> _What is needed_:
Provide the number of lines in the records that hold the string "JSON", without any other words.
++++ Given entries ++++
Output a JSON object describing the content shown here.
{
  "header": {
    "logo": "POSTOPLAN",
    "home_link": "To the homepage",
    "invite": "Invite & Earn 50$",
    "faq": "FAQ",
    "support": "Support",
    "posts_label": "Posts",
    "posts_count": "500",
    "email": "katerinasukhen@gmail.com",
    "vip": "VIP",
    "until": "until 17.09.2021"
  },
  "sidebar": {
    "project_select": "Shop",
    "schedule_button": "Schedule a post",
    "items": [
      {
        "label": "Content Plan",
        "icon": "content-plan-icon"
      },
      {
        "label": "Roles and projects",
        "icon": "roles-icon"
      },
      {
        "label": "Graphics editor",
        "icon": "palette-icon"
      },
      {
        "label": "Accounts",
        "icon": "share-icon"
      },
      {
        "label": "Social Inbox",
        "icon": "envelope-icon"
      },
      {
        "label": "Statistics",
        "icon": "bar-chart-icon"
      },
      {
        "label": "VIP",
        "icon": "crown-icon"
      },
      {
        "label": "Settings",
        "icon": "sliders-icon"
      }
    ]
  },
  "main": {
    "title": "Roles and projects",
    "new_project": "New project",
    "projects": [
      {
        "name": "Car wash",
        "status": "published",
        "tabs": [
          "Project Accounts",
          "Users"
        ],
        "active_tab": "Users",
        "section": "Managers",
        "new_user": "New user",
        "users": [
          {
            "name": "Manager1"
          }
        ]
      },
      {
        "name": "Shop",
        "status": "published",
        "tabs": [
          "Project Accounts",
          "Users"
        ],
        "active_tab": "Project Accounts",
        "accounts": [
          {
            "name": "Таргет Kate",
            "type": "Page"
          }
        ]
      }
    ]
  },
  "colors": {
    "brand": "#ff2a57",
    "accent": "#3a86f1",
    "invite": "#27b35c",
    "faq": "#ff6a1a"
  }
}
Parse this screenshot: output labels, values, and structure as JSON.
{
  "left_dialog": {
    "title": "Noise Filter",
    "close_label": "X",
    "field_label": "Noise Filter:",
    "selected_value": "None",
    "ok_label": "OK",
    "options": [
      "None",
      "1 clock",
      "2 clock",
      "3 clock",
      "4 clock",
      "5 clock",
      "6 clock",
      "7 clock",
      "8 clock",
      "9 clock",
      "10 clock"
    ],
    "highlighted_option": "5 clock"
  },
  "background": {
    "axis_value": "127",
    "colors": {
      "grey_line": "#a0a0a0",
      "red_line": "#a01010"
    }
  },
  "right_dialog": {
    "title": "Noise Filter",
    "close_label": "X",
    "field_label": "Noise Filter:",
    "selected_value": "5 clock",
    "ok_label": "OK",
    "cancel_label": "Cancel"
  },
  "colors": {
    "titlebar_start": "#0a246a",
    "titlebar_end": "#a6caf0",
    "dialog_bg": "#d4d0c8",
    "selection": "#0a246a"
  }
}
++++
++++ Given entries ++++
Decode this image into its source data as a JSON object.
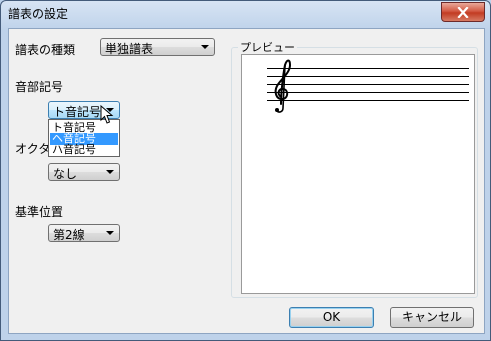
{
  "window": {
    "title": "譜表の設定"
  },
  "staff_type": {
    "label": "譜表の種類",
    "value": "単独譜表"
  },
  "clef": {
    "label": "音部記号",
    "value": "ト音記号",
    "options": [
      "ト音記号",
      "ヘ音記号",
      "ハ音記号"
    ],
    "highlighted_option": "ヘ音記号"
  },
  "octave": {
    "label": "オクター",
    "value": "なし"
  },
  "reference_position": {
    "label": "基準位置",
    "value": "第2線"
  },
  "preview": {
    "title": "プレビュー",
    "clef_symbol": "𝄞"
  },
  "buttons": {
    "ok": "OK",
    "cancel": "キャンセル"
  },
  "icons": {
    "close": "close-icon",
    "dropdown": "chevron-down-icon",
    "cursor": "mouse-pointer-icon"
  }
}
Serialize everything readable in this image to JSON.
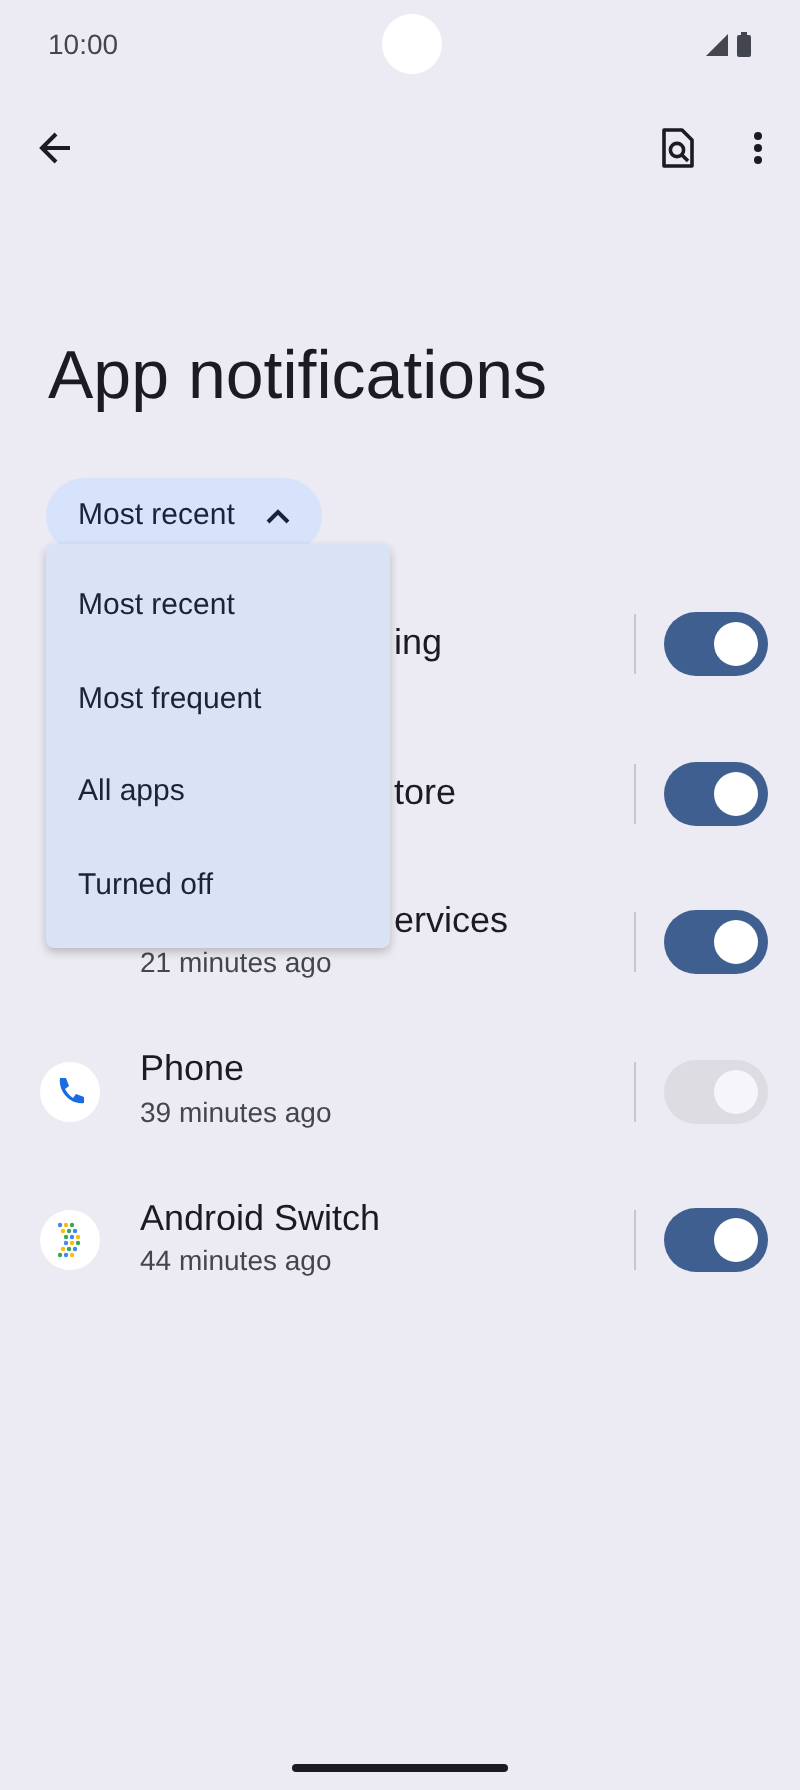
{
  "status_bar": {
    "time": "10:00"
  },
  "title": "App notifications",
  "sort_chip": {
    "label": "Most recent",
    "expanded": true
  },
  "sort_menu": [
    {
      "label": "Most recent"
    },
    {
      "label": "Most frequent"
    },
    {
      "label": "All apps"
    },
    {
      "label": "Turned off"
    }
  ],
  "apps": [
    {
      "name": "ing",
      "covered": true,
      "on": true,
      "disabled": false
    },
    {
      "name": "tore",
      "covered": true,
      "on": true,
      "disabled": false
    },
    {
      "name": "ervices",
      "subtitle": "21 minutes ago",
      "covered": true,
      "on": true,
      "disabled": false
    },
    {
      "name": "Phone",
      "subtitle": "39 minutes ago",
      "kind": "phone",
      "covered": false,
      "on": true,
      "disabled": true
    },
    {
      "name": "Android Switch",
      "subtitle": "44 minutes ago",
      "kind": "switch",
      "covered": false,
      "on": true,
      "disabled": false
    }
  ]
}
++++
> _Task result_:
4